START Listed records
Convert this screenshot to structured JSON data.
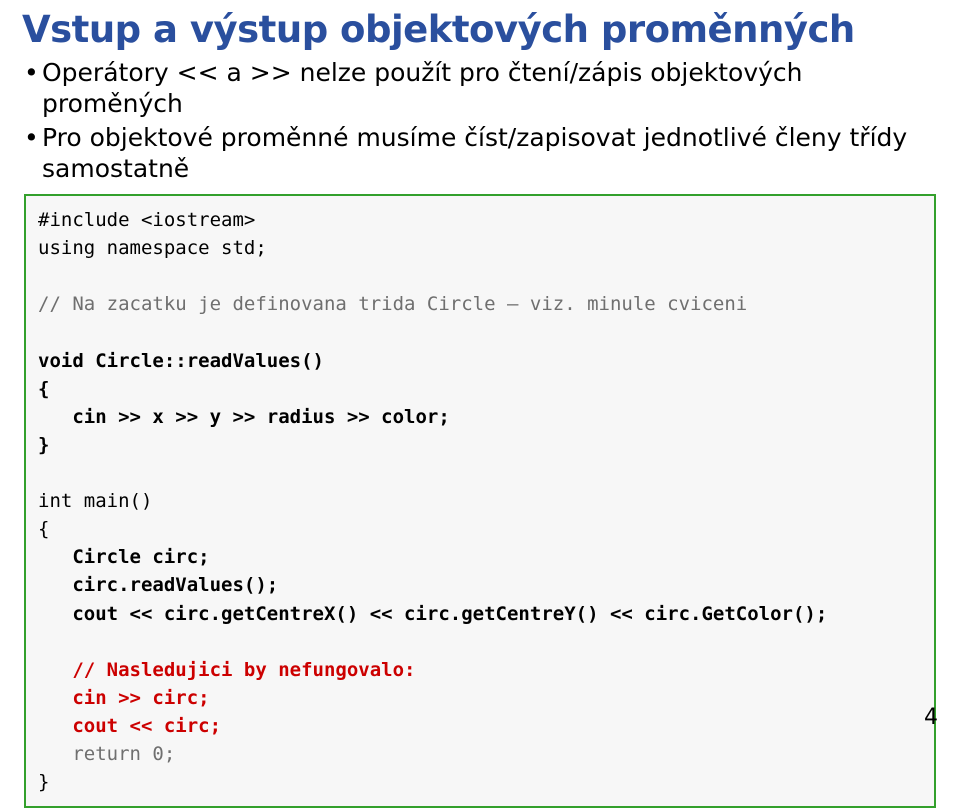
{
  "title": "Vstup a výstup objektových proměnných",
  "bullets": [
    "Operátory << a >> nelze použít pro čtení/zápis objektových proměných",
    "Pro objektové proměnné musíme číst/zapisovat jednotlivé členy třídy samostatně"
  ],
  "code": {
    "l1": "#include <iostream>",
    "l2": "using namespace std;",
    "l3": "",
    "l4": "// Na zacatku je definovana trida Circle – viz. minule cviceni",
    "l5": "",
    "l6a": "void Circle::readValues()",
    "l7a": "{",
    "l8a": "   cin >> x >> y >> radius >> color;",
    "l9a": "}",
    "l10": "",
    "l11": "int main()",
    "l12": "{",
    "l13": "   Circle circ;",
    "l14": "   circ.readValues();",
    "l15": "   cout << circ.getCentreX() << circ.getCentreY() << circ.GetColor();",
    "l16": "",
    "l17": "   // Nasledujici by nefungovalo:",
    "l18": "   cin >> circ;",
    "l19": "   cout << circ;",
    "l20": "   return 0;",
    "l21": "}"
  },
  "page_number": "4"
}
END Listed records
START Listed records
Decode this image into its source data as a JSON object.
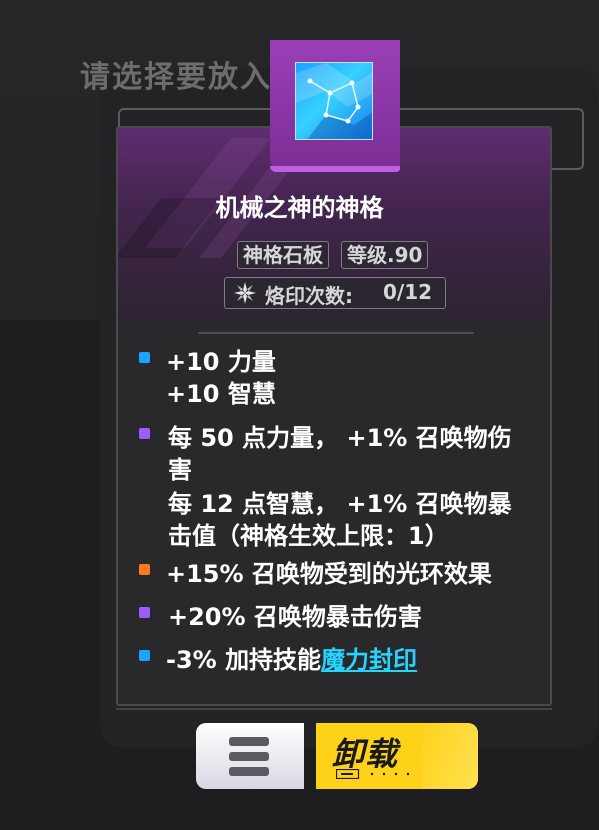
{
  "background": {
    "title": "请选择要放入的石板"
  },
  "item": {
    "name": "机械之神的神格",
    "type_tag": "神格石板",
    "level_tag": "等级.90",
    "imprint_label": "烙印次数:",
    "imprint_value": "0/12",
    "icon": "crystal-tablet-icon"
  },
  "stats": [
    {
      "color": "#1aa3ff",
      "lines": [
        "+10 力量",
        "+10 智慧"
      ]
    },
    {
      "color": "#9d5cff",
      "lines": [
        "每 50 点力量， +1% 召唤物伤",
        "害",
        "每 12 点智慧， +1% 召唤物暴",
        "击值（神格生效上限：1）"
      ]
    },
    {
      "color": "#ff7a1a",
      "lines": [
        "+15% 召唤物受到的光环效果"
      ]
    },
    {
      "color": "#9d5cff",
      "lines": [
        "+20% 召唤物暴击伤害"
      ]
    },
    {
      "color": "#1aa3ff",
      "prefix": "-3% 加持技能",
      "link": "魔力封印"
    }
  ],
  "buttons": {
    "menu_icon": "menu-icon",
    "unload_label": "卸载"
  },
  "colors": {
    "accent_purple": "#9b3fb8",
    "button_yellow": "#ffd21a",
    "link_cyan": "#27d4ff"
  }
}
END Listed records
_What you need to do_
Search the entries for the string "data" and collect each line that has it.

_Response to the exercise_
Convert this screenshot to structured JSON data.
Decode this image into its source data as a JSON object.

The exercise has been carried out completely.